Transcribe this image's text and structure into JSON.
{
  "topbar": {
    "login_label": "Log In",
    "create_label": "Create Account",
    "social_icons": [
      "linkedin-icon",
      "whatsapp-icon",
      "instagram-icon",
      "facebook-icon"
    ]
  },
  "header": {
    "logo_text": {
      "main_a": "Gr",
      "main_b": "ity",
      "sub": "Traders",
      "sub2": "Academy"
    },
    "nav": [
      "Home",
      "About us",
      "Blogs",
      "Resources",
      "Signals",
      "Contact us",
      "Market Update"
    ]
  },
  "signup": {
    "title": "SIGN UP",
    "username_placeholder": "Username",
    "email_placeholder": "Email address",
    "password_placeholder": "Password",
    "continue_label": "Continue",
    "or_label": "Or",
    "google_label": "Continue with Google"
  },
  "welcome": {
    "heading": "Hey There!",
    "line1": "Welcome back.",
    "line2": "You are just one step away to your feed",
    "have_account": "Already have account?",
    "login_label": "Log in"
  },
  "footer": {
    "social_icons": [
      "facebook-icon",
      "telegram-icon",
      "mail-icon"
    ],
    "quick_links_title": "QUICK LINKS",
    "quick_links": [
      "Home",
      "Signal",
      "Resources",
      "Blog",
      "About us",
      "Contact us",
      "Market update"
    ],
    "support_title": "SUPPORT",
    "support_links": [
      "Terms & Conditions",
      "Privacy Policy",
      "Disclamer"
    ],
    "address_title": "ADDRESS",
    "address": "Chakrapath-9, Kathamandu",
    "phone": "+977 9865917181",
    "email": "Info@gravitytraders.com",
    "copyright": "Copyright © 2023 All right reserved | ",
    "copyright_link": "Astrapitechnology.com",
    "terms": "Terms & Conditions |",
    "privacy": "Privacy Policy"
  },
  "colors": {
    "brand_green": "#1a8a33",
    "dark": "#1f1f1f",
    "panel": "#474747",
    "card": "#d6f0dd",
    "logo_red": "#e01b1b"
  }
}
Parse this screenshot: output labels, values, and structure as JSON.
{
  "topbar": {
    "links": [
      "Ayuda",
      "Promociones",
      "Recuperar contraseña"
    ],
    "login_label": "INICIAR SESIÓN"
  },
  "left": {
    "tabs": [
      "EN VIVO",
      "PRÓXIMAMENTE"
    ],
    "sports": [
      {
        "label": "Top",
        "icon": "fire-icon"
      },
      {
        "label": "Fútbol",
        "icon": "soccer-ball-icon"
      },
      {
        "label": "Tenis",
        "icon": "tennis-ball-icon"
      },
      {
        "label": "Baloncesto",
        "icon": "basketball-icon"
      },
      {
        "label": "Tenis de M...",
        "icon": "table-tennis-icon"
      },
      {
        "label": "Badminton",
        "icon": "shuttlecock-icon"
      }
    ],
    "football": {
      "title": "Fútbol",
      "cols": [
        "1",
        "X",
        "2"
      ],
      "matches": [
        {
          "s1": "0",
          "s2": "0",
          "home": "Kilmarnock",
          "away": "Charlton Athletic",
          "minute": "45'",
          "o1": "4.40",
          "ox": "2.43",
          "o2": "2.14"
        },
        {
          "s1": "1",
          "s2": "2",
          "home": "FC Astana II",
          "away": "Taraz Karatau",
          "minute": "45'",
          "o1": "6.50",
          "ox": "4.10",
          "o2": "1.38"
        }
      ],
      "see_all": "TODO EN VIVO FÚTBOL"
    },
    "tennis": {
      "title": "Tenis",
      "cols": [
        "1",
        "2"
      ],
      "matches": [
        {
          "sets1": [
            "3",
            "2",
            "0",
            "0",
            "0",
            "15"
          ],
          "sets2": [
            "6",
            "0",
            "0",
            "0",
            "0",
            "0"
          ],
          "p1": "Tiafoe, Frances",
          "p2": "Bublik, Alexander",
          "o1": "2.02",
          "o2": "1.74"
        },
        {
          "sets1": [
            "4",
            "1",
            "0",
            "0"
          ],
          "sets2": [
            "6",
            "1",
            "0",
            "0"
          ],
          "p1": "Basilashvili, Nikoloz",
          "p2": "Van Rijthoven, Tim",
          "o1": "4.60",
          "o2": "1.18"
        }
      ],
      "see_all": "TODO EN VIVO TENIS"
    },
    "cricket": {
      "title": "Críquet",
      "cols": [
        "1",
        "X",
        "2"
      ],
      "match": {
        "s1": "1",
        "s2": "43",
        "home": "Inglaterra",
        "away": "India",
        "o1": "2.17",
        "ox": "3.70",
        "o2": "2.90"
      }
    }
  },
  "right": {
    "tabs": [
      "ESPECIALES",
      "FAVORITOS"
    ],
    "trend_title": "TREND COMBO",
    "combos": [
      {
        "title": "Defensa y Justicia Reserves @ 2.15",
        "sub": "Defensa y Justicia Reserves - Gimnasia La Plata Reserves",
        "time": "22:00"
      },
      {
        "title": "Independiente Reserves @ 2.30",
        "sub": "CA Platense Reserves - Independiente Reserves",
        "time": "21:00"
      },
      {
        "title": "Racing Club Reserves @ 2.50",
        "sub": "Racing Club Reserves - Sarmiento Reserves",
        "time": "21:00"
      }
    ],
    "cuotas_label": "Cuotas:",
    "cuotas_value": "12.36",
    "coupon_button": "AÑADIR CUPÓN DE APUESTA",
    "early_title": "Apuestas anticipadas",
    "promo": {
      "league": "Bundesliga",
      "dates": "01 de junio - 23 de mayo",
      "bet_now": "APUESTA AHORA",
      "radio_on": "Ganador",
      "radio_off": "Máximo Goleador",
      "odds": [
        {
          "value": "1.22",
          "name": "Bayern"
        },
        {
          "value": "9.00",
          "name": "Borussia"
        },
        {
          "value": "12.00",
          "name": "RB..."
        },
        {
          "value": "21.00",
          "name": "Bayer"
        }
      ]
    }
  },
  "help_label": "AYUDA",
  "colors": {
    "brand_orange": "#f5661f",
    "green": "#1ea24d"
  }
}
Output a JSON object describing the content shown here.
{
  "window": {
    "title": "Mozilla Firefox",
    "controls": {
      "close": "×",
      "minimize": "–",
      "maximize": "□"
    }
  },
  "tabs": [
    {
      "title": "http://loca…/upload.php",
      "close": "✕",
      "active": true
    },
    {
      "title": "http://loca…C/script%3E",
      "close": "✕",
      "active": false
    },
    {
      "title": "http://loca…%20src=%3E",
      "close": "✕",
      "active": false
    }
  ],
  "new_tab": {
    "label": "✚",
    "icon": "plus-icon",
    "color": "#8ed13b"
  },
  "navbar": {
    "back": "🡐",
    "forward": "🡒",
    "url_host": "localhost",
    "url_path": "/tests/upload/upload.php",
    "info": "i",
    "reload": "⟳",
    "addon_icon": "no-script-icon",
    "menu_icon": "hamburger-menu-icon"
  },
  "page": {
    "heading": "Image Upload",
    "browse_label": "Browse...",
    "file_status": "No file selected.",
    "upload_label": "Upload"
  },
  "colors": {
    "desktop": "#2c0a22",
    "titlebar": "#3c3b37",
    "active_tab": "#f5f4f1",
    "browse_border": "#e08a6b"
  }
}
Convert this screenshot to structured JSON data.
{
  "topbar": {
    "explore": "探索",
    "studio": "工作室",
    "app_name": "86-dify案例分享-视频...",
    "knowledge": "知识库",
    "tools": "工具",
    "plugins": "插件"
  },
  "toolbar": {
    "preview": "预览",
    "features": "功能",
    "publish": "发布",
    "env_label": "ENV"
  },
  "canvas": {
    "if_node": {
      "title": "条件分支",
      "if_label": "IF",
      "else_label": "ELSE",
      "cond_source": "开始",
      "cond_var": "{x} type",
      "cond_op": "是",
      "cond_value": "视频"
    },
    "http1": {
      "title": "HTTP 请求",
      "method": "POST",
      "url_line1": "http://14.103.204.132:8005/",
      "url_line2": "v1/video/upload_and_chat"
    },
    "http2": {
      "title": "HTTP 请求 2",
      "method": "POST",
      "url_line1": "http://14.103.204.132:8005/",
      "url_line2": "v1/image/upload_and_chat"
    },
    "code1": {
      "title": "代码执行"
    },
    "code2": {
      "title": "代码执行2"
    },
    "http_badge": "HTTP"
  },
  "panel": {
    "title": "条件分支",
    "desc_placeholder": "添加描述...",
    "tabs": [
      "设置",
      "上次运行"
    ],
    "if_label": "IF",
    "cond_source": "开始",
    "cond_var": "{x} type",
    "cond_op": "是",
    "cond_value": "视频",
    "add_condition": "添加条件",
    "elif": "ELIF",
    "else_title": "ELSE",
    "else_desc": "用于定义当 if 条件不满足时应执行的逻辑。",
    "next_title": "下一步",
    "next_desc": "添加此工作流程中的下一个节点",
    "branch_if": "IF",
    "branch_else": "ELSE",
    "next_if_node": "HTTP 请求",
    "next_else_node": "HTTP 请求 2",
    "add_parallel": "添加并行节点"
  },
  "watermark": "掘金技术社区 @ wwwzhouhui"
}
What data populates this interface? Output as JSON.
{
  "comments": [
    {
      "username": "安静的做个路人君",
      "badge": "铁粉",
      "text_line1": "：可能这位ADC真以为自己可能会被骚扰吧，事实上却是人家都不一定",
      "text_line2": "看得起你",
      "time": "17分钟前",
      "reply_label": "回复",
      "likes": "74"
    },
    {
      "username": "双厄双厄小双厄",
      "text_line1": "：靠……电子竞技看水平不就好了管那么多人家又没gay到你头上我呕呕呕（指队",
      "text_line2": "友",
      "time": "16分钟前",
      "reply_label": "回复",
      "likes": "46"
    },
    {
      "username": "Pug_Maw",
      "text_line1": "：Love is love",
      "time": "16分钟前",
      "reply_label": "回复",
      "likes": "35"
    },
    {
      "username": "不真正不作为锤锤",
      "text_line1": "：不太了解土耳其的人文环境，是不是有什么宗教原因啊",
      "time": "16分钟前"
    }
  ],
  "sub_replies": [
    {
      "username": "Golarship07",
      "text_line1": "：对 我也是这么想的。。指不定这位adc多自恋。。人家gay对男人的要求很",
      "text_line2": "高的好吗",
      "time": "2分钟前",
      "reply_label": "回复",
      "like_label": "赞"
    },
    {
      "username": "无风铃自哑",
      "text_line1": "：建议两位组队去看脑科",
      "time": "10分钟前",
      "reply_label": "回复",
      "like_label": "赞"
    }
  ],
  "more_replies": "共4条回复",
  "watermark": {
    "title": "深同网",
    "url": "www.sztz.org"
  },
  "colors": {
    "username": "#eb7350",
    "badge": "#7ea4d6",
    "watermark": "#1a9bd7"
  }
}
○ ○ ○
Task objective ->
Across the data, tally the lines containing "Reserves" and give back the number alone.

Output for this task ->
6